First Hexanuclear UIV and ThIV Formate Complexes , Structure and Stability Range in Aqueous Solution

Shinobu Takao
Abstract The actinide(IV) hexanuclear [M6(,3 -O)4(,3 -OH)4(HCOO)12(LT)6] complexes were prepared (LT = H2O or CH3OH). Their structures were investigated by single-crystal X-ray analysis and XAFS spectroscopy. HCOO, acts as a bridging ligand, which prevents the formation of polynuclear hydrolysis species like UIV hydrous oxide colloids at least up to pH = 3.25, and stabilizes the nanosized clusters in solution. The charge of the hexamer is balanced by the O/OH ratio of the ,3 -bridges.( Wiley-VCH Verlag GmbH & Co. KGaA, 69451 Weinheim, Germany, 2009) [source]

Drug-induced corneal hydration changes monitored in vivo by non-invasive confocal Raman spectroscopy
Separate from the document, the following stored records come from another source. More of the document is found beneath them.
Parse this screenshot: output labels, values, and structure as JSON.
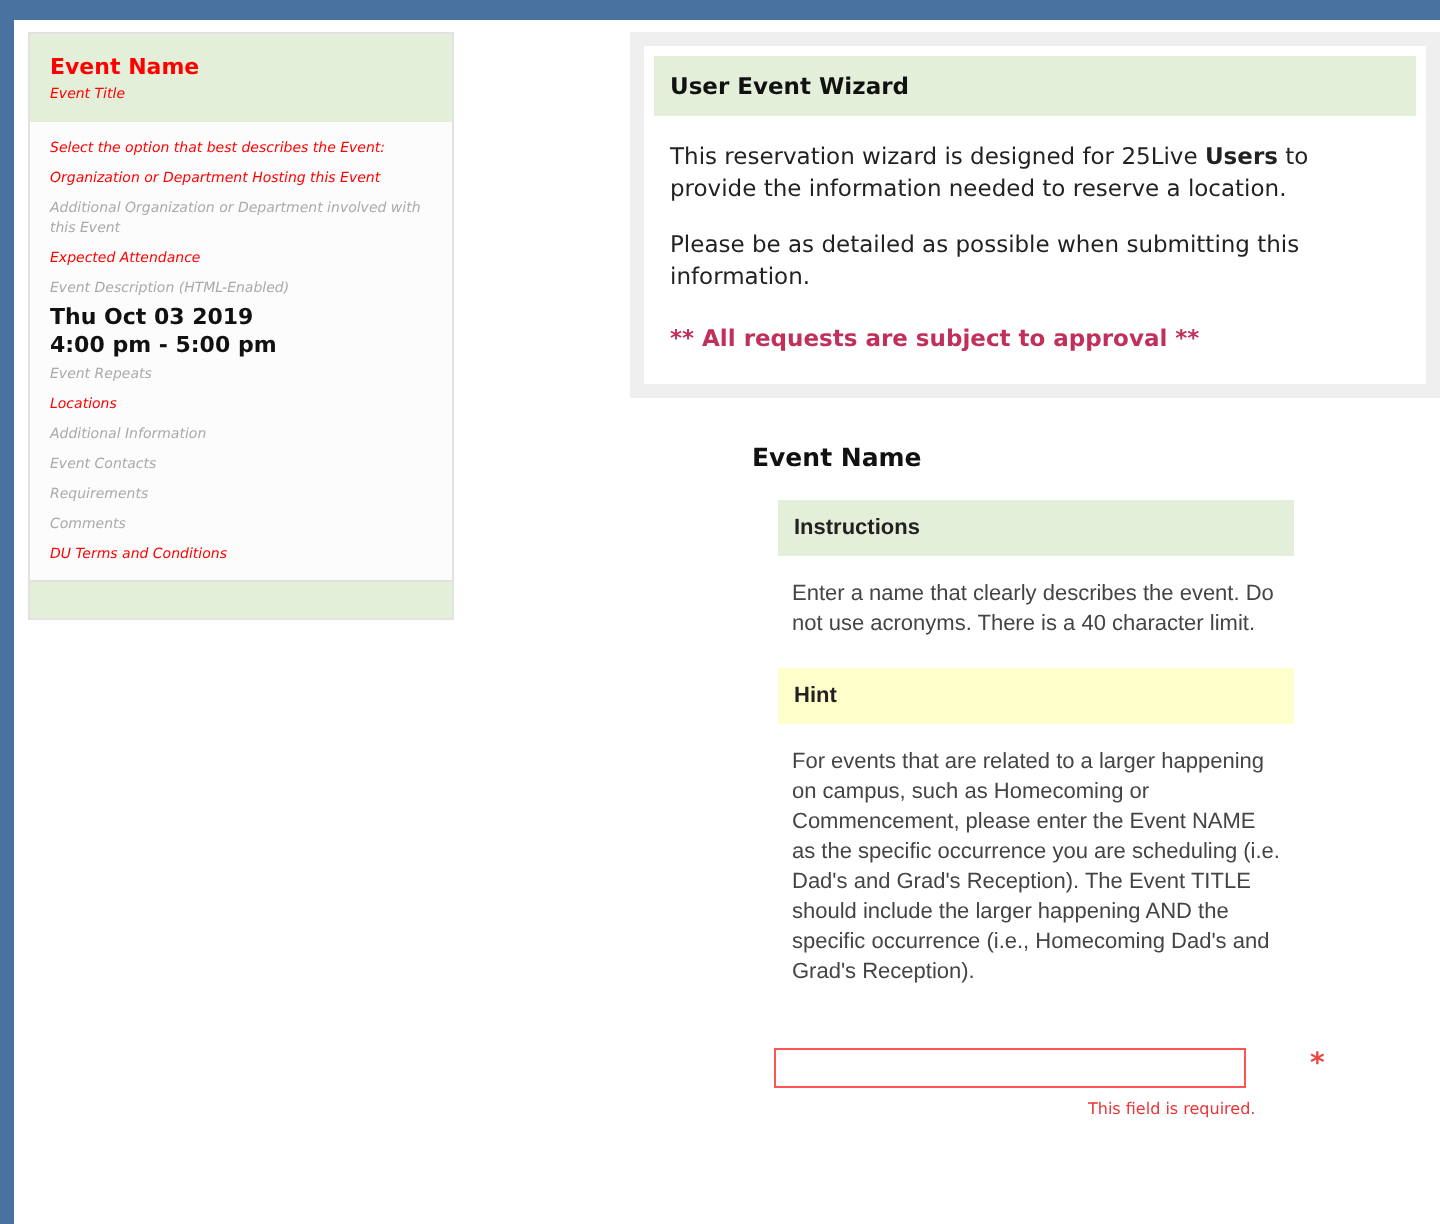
{
  "sidebar": {
    "title": "Event Name",
    "subtitle": "Event Title",
    "items": [
      {
        "kind": "required",
        "text": "Select the option that best describes the Event:"
      },
      {
        "kind": "required",
        "text": "Organization or Department Hosting this Event"
      },
      {
        "kind": "optional",
        "text": "Additional Organization or Department involved with this Event"
      },
      {
        "kind": "required",
        "text": "Expected Attendance"
      },
      {
        "kind": "optional",
        "text": "Event Description (HTML-Enabled)"
      },
      {
        "kind": "datetime",
        "text": "Thu Oct 03 2019"
      },
      {
        "kind": "datetime",
        "text": "4:00 pm - 5:00 pm"
      },
      {
        "kind": "optional",
        "text": "Event Repeats"
      },
      {
        "kind": "required",
        "text": "Locations"
      },
      {
        "kind": "optional",
        "text": "Additional Information"
      },
      {
        "kind": "optional",
        "text": "Event Contacts"
      },
      {
        "kind": "optional",
        "text": "Requirements"
      },
      {
        "kind": "optional",
        "text": "Comments"
      },
      {
        "kind": "required",
        "text": "DU Terms and Conditions"
      }
    ]
  },
  "wizard": {
    "title": "User Event Wizard",
    "paragraphs": [
      "This reservation wizard is designed for 25Live **Users** to provide the information needed to reserve a location.",
      "Please be as detailed as possible when submitting this information."
    ],
    "notice": "** All requests are subject to approval **"
  },
  "section": {
    "title": "Event Name",
    "instructions": {
      "title": "Instructions",
      "text": "Enter a name that clearly describes the event. Do not use acronyms. There is a 40 character limit."
    },
    "hint": {
      "title": "Hint",
      "text": "For events that are related to a larger happening on campus, such as Homecoming or Commencement, please enter the Event NAME as the specific occurrence you are scheduling (i.e. Dad's and Grad's Reception). The Event TITLE should include the larger happening AND the specific occurrence (i.e., Homecoming Dad's and Grad's Reception)."
    },
    "field": {
      "required_mark": "*",
      "error": "This field is required."
    }
  }
}
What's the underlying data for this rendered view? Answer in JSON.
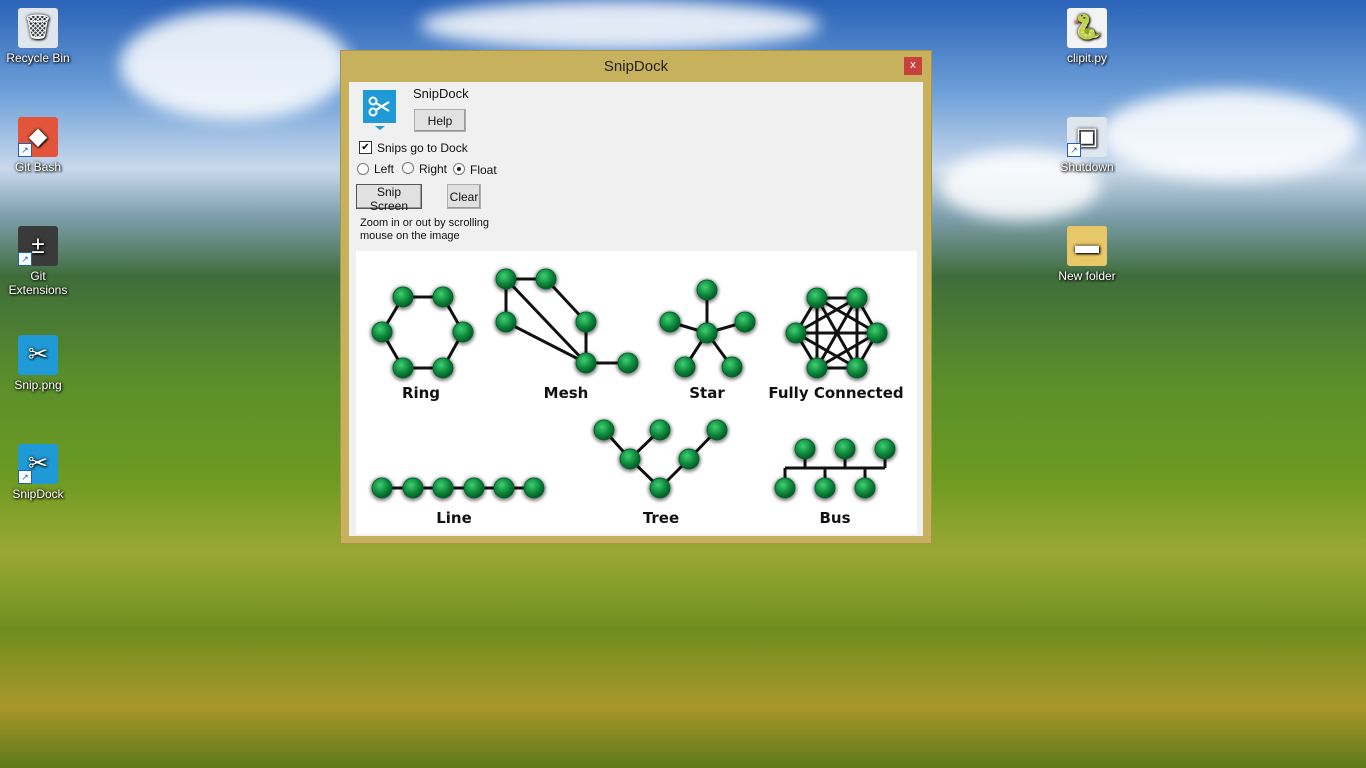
{
  "desktop": {
    "left_icons": [
      {
        "label": "Recycle Bin",
        "icon": "recycle-bin-icon"
      },
      {
        "label": "Git Bash",
        "icon": "git-bash-icon"
      },
      {
        "label": "Git Extensions",
        "icon": "git-extensions-icon"
      },
      {
        "label": "Snip.png",
        "icon": "snip-image-icon"
      },
      {
        "label": "SnipDock",
        "icon": "snipdock-icon"
      }
    ],
    "right_icons": [
      {
        "label": "clipit.py",
        "icon": "python-file-icon"
      },
      {
        "label": "Shutdown",
        "icon": "shutdown-shortcut-icon"
      },
      {
        "label": "New folder",
        "icon": "folder-icon"
      }
    ]
  },
  "window": {
    "title": "SnipDock",
    "close_label": "x",
    "app_name": "SnipDock",
    "help_label": "Help",
    "snips_to_dock_label": "Snips go to Dock",
    "snips_to_dock_checked": true,
    "dock_options": [
      "Left",
      "Right",
      "Float"
    ],
    "dock_selected": "Float",
    "snip_screen_label": "Snip Screen",
    "clear_label": "Clear",
    "hint_line1": "Zoom in or out by scrolling",
    "hint_line2": "mouse on the image",
    "accent": "#1f9ad6",
    "frame_color": "#c7b15c"
  },
  "snip_image": {
    "node_color": "#0f8a3c",
    "topologies": [
      "Ring",
      "Mesh",
      "Star",
      "Fully Connected",
      "Line",
      "Tree",
      "Bus"
    ]
  }
}
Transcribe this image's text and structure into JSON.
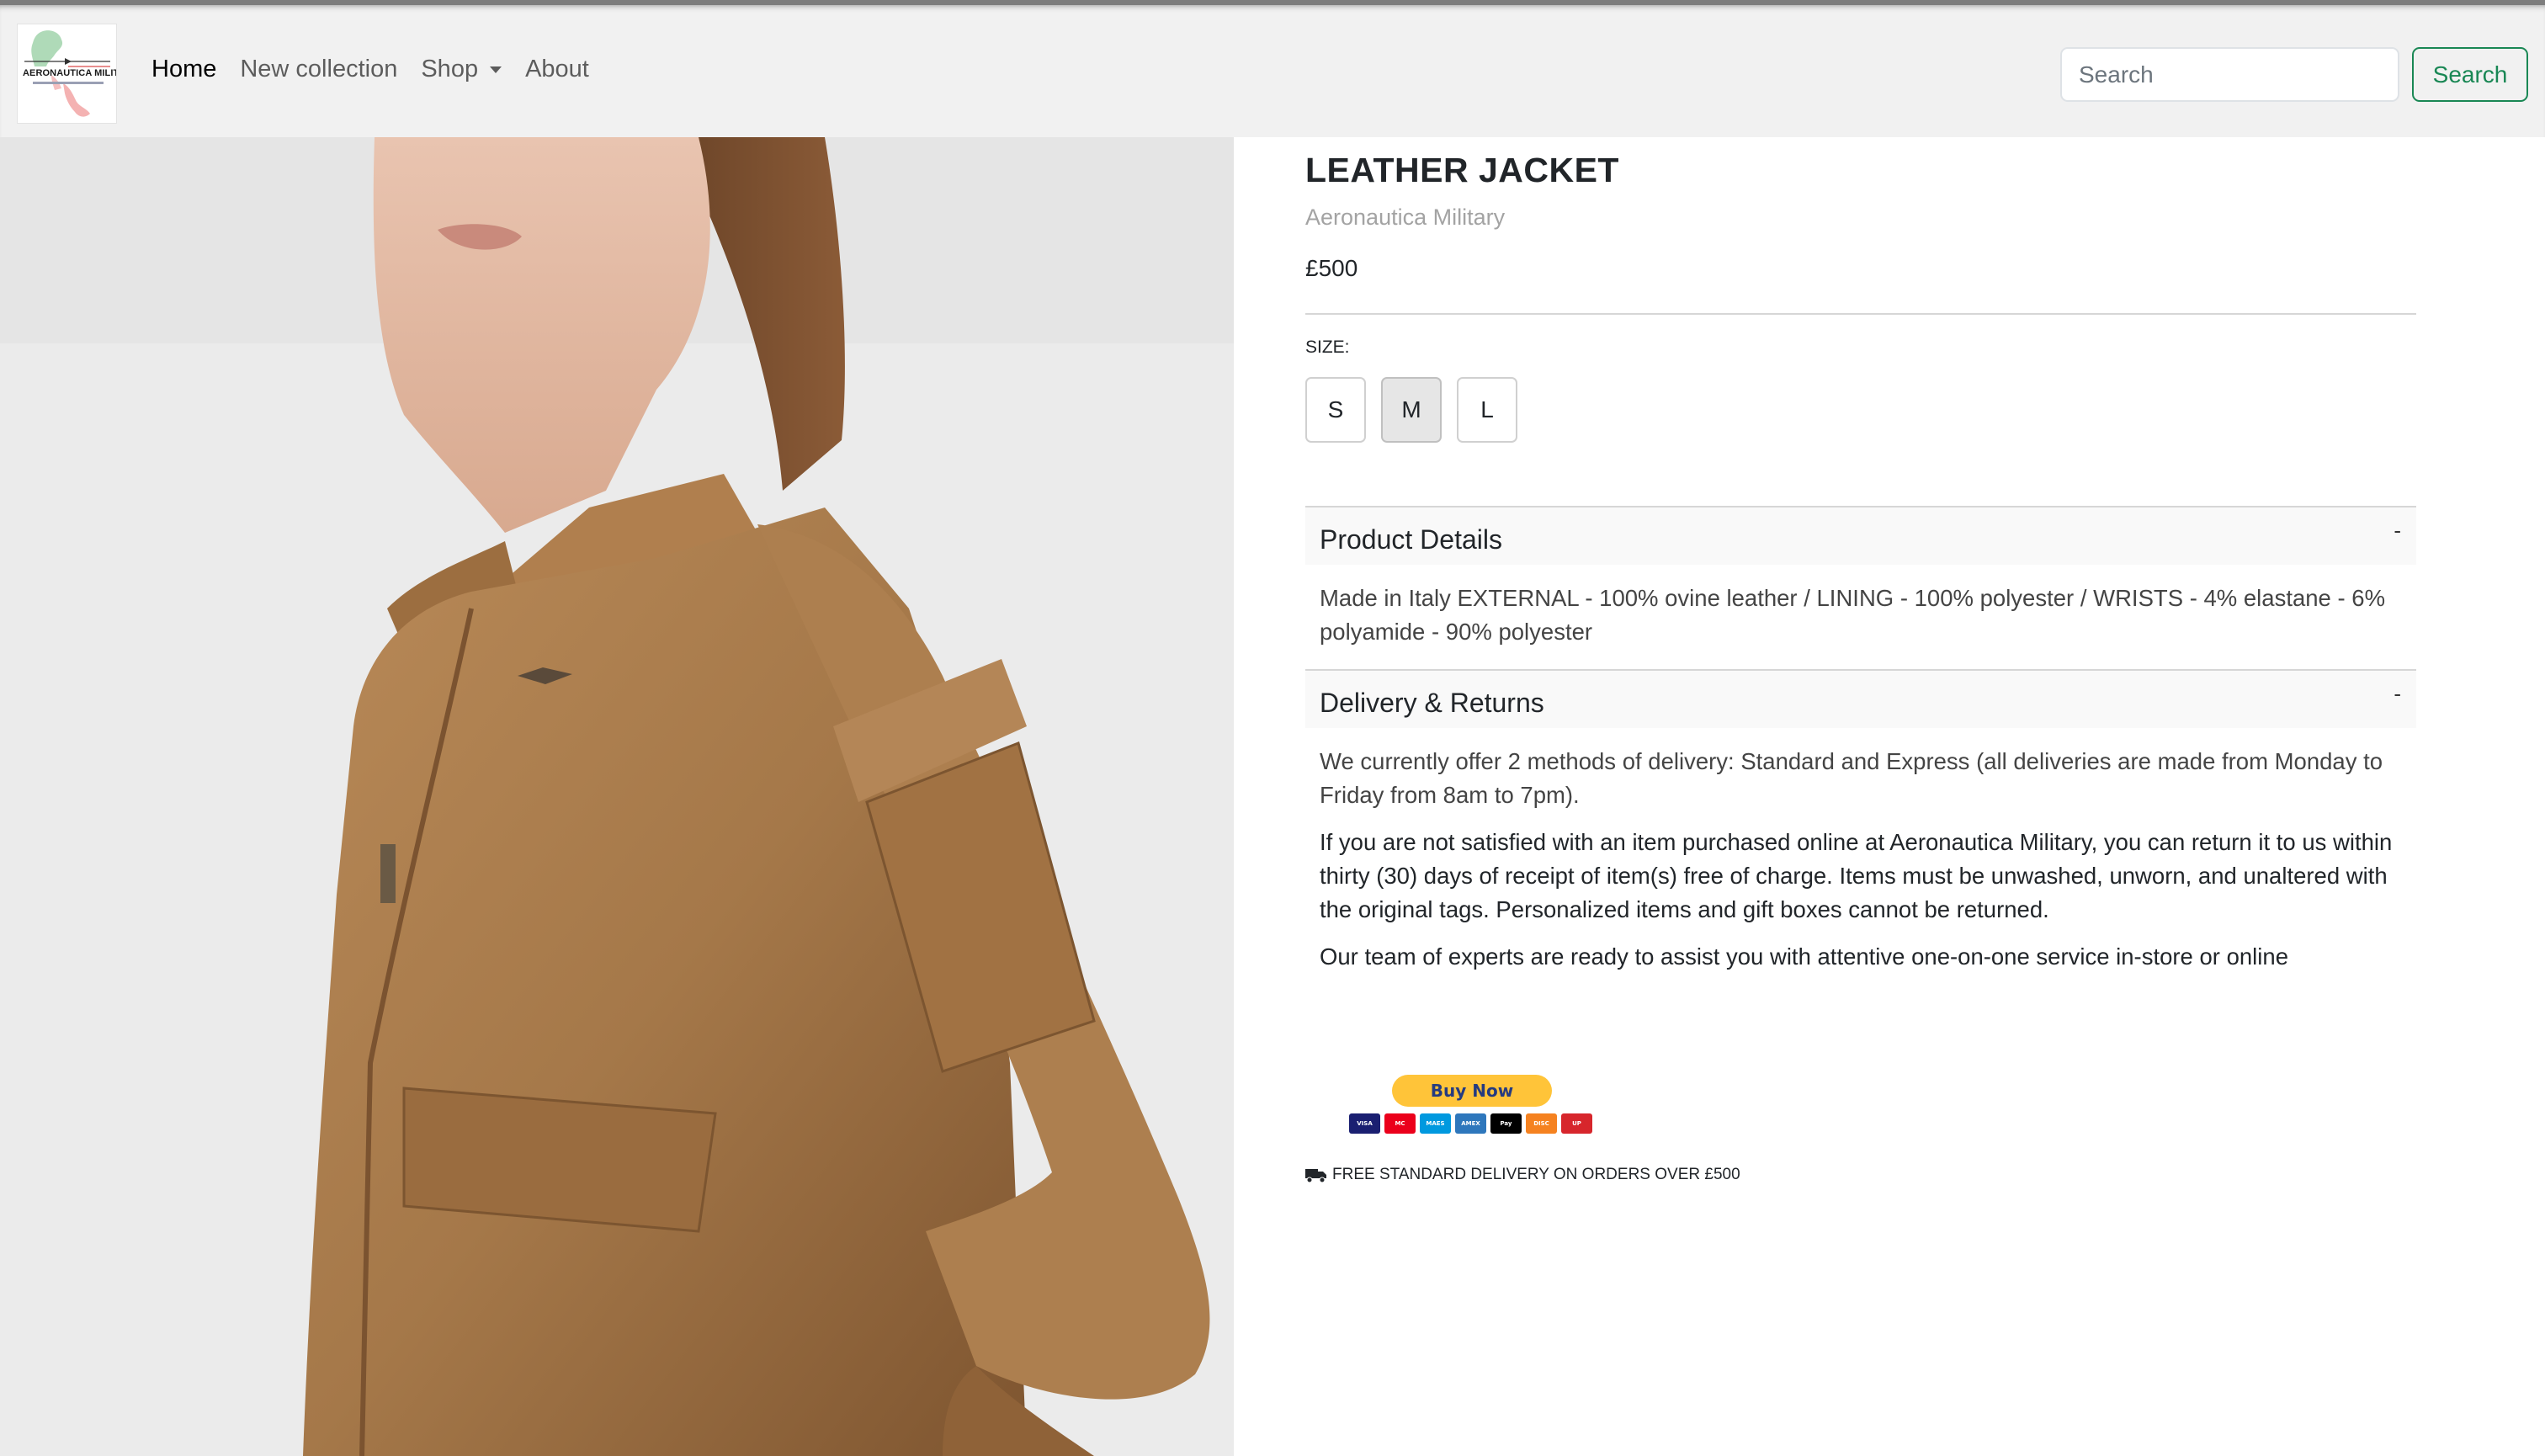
{
  "navbar": {
    "logo_text": "AERONAUTICA MILITARY",
    "links": [
      {
        "label": "Home",
        "active": true
      },
      {
        "label": "New collection",
        "active": false
      },
      {
        "label": "Shop",
        "active": false
      },
      {
        "label": "About",
        "active": false
      }
    ],
    "search": {
      "placeholder": "Search",
      "button_label": "Search"
    }
  },
  "product": {
    "image_alt": "Woman wearing a tan brown leather jacket",
    "title": "LEATHER JACKET",
    "brand": "Aeronautica Military",
    "price": "£500",
    "size_label": "SIZE:",
    "sizes": [
      {
        "label": "S",
        "selected": false
      },
      {
        "label": "M",
        "selected": true
      },
      {
        "label": "L",
        "selected": false
      }
    ]
  },
  "accordion": {
    "product_details": {
      "title": "Product Details",
      "toggle": "-",
      "body": "Made in Italy EXTERNAL - 100% ovine leather / LINING - 100% polyester / WRISTS - 4% elastane - 6% polyamide - 90% polyester"
    },
    "delivery_returns": {
      "title": "Delivery & Returns",
      "toggle": "-",
      "paragraphs": [
        "We currently offer 2 methods of delivery: Standard and Express (all deliveries are made from Monday to Friday from 8am to 7pm).",
        "If you are not satisfied with an item purchased online at Aeronautica Military, you can return it to us within thirty (30) days of receipt of item(s) free of charge. Items must be unwashed, unworn, and unaltered with the original tags. Personalized items and gift boxes cannot be returned.",
        "Our team of experts are ready to assist you with attentive one-on-one service in-store or online"
      ]
    }
  },
  "checkout": {
    "buy_now_label": "Buy Now",
    "cards": [
      {
        "label": "VISA",
        "color": "#1a1f71"
      },
      {
        "label": "MC",
        "color": "#eb001b"
      },
      {
        "label": "MAES",
        "color": "#0099df"
      },
      {
        "label": "AMEX",
        "color": "#2e77bc"
      },
      {
        "label": "Pay",
        "color": "#000000"
      },
      {
        "label": "DISC",
        "color": "#f58220"
      },
      {
        "label": "UP",
        "color": "#d7262c"
      }
    ]
  },
  "shipping": {
    "icon": "truck-icon",
    "text": "FREE STANDARD DELIVERY ON ORDERS OVER £500"
  },
  "colors": {
    "accent_green": "#198754",
    "paypal_yellow": "#ffc439",
    "leather": "#a57849"
  }
}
Roel J. Erckens
It is well established that the state of corneal hydration plays a crucial role in maintaining optimal vision. Therefore, any knowledge that can be obtained non-invasively about the status of corneal hydration could be of significant clinical value. A novel confocal Raman spectroscopic technique was used to monitor non-invasively drug-induced hydration changes in the rabbit cornea. The spectroscopic technique enables one to monitor the changes in water content of the cornea while the confocal probing reduces interference of signals from adjacent tissues and allows for measurement of corneal hydration at various depths. The corneal hydration is altered by applying a dehydrating agent (Muro 128) topically on the cornea. To determine the corneal hydration status, the OH/CH ratio between the Raman intensity of the water OH mode at 3390 cm,1 and the protein CH stretching mode at 2945 cm,1 is calculated. In the middle of the corneal stroma after 10 min, Muro 128 -treated corneas show an average decrease of about 30% in the OH/CH ratio (1.27 0.13) compared with the untreated corneas (1.76 0.09). In this in vivo model it is possible to monitor the hydration status of the living cornea using the Raman spectroscopic technique. Copyright 2001 John Wiley & Sons, Ltd. [source]